### YOUR INSTRUCTIONS
The whole listing needs to be restated word for word.

☆ ☆ ☆

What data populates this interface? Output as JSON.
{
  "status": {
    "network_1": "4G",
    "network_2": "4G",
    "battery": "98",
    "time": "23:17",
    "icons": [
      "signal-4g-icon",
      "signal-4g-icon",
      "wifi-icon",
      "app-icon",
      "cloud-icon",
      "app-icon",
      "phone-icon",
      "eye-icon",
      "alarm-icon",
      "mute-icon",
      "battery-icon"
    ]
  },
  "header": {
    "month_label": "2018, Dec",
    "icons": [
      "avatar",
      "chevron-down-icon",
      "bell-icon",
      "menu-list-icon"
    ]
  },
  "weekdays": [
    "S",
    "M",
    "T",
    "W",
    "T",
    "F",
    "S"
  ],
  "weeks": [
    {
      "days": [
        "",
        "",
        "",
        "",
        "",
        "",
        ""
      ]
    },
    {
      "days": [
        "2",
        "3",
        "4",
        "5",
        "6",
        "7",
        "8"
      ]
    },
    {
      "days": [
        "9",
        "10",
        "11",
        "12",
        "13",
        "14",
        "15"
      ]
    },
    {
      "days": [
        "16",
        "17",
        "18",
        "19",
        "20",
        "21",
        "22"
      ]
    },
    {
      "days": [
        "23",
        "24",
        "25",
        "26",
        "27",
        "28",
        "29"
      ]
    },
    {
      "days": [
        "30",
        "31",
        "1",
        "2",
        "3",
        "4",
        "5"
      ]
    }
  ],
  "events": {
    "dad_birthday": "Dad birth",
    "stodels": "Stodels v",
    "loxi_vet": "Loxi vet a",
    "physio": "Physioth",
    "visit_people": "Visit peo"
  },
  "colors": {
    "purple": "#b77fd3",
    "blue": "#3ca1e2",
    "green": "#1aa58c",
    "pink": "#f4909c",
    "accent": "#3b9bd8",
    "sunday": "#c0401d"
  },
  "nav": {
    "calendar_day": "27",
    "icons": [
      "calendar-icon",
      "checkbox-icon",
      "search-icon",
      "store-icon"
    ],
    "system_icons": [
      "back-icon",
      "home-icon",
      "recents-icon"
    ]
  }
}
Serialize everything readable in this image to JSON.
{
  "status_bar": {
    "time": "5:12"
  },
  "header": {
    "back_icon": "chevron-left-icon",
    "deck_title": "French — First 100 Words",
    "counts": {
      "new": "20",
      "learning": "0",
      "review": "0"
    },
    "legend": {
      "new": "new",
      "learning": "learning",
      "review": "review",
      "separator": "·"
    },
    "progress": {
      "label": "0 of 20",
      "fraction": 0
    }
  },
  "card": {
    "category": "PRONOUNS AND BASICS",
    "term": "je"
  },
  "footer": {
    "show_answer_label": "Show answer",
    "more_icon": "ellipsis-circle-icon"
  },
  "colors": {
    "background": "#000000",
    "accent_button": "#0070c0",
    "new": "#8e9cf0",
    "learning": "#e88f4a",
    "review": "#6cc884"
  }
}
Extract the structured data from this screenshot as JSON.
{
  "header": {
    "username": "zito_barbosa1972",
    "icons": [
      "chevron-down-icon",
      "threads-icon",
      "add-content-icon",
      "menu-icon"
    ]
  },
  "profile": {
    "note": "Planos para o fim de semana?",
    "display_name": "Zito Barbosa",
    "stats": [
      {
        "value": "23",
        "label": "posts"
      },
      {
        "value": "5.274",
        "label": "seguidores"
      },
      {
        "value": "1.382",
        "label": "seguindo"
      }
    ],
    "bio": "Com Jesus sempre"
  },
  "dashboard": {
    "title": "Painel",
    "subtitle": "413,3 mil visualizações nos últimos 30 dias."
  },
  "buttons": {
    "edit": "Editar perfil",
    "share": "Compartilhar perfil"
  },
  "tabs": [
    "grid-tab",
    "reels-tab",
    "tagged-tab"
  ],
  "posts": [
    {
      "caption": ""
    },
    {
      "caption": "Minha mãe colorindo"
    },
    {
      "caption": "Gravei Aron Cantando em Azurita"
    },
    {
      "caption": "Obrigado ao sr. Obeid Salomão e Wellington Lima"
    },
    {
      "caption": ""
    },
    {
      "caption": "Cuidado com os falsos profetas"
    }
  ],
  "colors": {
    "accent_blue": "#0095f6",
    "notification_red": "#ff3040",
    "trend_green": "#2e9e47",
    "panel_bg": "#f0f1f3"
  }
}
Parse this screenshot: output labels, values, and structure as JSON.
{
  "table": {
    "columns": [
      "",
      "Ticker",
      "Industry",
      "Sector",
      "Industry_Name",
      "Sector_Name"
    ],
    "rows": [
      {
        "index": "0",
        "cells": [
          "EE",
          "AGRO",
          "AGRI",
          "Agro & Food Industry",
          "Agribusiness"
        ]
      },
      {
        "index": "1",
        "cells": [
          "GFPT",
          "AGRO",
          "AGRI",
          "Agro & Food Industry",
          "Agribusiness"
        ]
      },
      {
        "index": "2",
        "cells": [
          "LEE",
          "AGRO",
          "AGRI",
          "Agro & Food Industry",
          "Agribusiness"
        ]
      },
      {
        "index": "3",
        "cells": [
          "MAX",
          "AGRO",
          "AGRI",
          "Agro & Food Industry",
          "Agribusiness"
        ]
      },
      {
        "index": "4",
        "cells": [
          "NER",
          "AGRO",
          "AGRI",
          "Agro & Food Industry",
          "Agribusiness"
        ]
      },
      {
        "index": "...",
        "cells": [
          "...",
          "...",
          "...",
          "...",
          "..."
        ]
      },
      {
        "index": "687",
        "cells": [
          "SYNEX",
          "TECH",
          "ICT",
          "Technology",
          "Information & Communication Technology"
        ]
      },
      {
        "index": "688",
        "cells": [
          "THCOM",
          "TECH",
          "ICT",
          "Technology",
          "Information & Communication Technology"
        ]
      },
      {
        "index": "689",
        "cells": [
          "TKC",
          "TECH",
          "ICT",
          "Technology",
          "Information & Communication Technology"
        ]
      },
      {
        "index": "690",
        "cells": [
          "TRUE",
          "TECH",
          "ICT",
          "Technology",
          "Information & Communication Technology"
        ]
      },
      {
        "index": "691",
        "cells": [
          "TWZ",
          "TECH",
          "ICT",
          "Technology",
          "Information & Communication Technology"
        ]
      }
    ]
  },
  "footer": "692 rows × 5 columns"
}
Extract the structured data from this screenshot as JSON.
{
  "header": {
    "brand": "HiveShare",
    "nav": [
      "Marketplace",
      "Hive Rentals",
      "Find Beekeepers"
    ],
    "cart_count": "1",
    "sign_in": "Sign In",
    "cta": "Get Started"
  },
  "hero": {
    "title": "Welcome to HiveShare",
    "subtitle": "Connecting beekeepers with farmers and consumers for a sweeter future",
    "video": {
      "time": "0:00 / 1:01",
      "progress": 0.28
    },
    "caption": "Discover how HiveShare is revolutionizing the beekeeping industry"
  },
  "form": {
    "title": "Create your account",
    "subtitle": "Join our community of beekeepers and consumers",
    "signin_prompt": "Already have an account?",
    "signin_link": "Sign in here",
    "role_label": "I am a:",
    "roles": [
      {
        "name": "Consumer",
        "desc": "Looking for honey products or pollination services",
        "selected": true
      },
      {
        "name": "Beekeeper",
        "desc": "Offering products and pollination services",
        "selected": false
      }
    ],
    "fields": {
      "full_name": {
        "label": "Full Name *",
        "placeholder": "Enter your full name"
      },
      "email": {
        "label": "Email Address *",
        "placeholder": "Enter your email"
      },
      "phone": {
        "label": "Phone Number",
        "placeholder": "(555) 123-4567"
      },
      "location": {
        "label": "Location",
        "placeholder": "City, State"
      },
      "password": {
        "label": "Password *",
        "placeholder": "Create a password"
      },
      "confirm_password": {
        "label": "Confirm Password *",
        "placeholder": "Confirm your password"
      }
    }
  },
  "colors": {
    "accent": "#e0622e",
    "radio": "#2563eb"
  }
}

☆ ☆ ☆

### RESULT BELOW
What data populates this interface? Output as JSON.
{
  "status": {
    "network_1": "4G",
    "network_2": "4G",
    "battery": "98",
    "time": "23:17",
    "icons": [
      "signal-4g-icon",
      "signal-4g-icon",
      "wifi-icon",
      "app-icon",
      "cloud-icon",
      "app-icon",
      "phone-icon",
      "eye-icon",
      "alarm-icon",
      "mute-icon",
      "battery-icon"
    ]
  },
  "header": {
    "month_label": "2018, Dec",
    "icons": [
      "avatar",
      "chevron-down-icon",
      "bell-icon",
      "menu-list-icon"
    ]
  },
  "weekdays": [
    "S",
    "M",
    "T",
    "W",
    "T",
    "F",
    "S"
  ],
  "weeks": [
    {
      "days": [
        "",
        "",
        "",
        "",
        "",
        "",
        ""
      ]
    },
    {
      "days": [
        "2",
        "3",
        "4",
        "5",
        "6",
        "7",
        "8"
      ]
    },
    {
      "days": [
        "9",
        "10",
        "11",
        "12",
        "13",
        "14",
        "15"
      ]
    },
    {
      "days": [
        "16",
        "17",
        "18",
        "19",
        "20",
        "21",
        "22"
      ]
    },
    {
      "days": [
        "23",
        "24",
        "25",
        "26",
        "27",
        "28",
        "29"
      ]
    },
    {
      "days": [
        "30",
        "31",
        "1",
        "2",
        "3",
        "4",
        "5"
      ]
    }
  ],
  "events": {
    "dad_birthday": "Dad birth",
    "stodels": "Stodels v",
    "loxi_vet": "Loxi vet a",
    "physio": "Physioth",
    "visit_people": "Visit peo"
  },
  "colors": {
    "purple": "#b77fd3",
    "blue": "#3ca1e2",
    "green": "#1aa58c",
    "pink": "#f4909c",
    "accent": "#3b9bd8",
    "sunday": "#c0401d"
  },
  "nav": {
    "calendar_day": "27",
    "icons": [
      "calendar-icon",
      "checkbox-icon",
      "search-icon",
      "store-icon"
    ],
    "system_icons": [
      "back-icon",
      "home-icon",
      "recents-icon"
    ]
  }
}
Serialize everything readable in this image to JSON.
{
  "status_bar": {
    "time": "5:12"
  },
  "header": {
    "back_icon": "chevron-left-icon",
    "deck_title": "French — First 100 Words",
    "counts": {
      "new": "20",
      "learning": "0",
      "review": "0"
    },
    "legend": {
      "new": "new",
      "learning": "learning",
      "review": "review",
      "separator": "·"
    },
    "progress": {
      "label": "0 of 20",
      "fraction": 0
    }
  },
  "card": {
    "category": "PRONOUNS AND BASICS",
    "term": "je"
  },
  "footer": {
    "show_answer_label": "Show answer",
    "more_icon": "ellipsis-circle-icon"
  },
  "colors": {
    "background": "#000000",
    "accent_button": "#0070c0",
    "new": "#8e9cf0",
    "learning": "#e88f4a",
    "review": "#6cc884"
  }
}
Extract the structured data from this screenshot as JSON.
{
  "header": {
    "username": "zito_barbosa1972",
    "icons": [
      "chevron-down-icon",
      "threads-icon",
      "add-content-icon",
      "menu-icon"
    ]
  },
  "profile": {
    "note": "Planos para o fim de semana?",
    "display_name": "Zito Barbosa",
    "stats": [
      {
        "value": "23",
        "label": "posts"
      },
      {
        "value": "5.274",
        "label": "seguidores"
      },
      {
        "value": "1.382",
        "label": "seguindo"
      }
    ],
    "bio": "Com Jesus sempre"
  },
  "dashboard": {
    "title": "Painel",
    "subtitle": "413,3 mil visualizações nos últimos 30 dias."
  },
  "buttons": {
    "edit": "Editar perfil",
    "share": "Compartilhar perfil"
  },
  "tabs": [
    "grid-tab",
    "reels-tab",
    "tagged-tab"
  ],
  "posts": [
    {
      "caption": ""
    },
    {
      "caption": "Minha mãe colorindo"
    },
    {
      "caption": "Gravei Aron Cantando em Azurita"
    },
    {
      "caption": "Obrigado ao sr. Obeid Salomão e Wellington Lima"
    },
    {
      "caption": ""
    },
    {
      "caption": "Cuidado com os falsos profetas"
    }
  ],
  "colors": {
    "accent_blue": "#0095f6",
    "notification_red": "#ff3040",
    "trend_green": "#2e9e47",
    "panel_bg": "#f0f1f3"
  }
}
Parse this screenshot: output labels, values, and structure as JSON.
{
  "table": {
    "columns": [
      "",
      "Ticker",
      "Industry",
      "Sector",
      "Industry_Name",
      "Sector_Name"
    ],
    "rows": [
      {
        "index": "0",
        "cells": [
          "EE",
          "AGRO",
          "AGRI",
          "Agro & Food Industry",
          "Agribusiness"
        ]
      },
      {
        "index": "1",
        "cells": [
          "GFPT",
          "AGRO",
          "AGRI",
          "Agro & Food Industry",
          "Agribusiness"
        ]
      },
      {
        "index": "2",
        "cells": [
          "LEE",
          "AGRO",
          "AGRI",
          "Agro & Food Industry",
          "Agribusiness"
        ]
      },
      {
        "index": "3",
        "cells": [
          "MAX",
          "AGRO",
          "AGRI",
          "Agro & Food Industry",
          "Agribusiness"
        ]
      },
      {
        "index": "4",
        "cells": [
          "NER",
          "AGRO",
          "AGRI",
          "Agro & Food Industry",
          "Agribusiness"
        ]
      },
      {
        "index": "...",
        "cells": [
          "...",
          "...",
          "...",
          "...",
          "..."
        ]
      },
      {
        "index": "687",
        "cells": [
          "SYNEX",
          "TECH",
          "ICT",
          "Technology",
          "Information & Communication Technology"
        ]
      },
      {
        "index": "688",
        "cells": [
          "THCOM",
          "TECH",
          "ICT",
          "Technology",
          "Information & Communication Technology"
        ]
      },
      {
        "index": "689",
        "cells": [
          "TKC",
          "TECH",
          "ICT",
          "Technology",
          "Information & Communication Technology"
        ]
      },
      {
        "index": "690",
        "cells": [
          "TRUE",
          "TECH",
          "ICT",
          "Technology",
          "Information & Communication Technology"
        ]
      },
      {
        "index": "691",
        "cells": [
          "TWZ",
          "TECH",
          "ICT",
          "Technology",
          "Information & Communication Technology"
        ]
      }
    ]
  },
  "footer": "692 rows × 5 columns"
}
Extract the structured data from this screenshot as JSON.
{
  "header": {
    "brand": "HiveShare",
    "nav": [
      "Marketplace",
      "Hive Rentals",
      "Find Beekeepers"
    ],
    "cart_count": "1",
    "sign_in": "Sign In",
    "cta": "Get Started"
  },
  "hero": {
    "title": "Welcome to HiveShare",
    "subtitle": "Connecting beekeepers with farmers and consumers for a sweeter future",
    "video": {
      "time": "0:00 / 1:01",
      "progress": 0.28
    },
    "caption": "Discover how HiveShare is revolutionizing the beekeeping industry"
  },
  "form": {
    "title": "Create your account",
    "subtitle": "Join our community of beekeepers and consumers",
    "signin_prompt": "Already have an account?",
    "signin_link": "Sign in here",
    "role_label": "I am a:",
    "roles": [
      {
        "name": "Consumer",
        "desc": "Looking for honey products or pollination services",
        "selected": true
      },
      {
        "name": "Beekeeper",
        "desc": "Offering products and pollination services",
        "selected": false
      }
    ],
    "fields": {
      "full_name": {
        "label": "Full Name *",
        "placeholder": "Enter your full name"
      },
      "email": {
        "label": "Email Address *",
        "placeholder": "Enter your email"
      },
      "phone": {
        "label": "Phone Number",
        "placeholder": "(555) 123-4567"
      },
      "location": {
        "label": "Location",
        "placeholder": "City, State"
      },
      "password": {
        "label": "Password *",
        "placeholder": "Create a password"
      },
      "confirm_password": {
        "label": "Confirm Password *",
        "placeholder": "Confirm your password"
      }
    }
  },
  "colors": {
    "accent": "#e0622e",
    "radio": "#2563eb"
  }
}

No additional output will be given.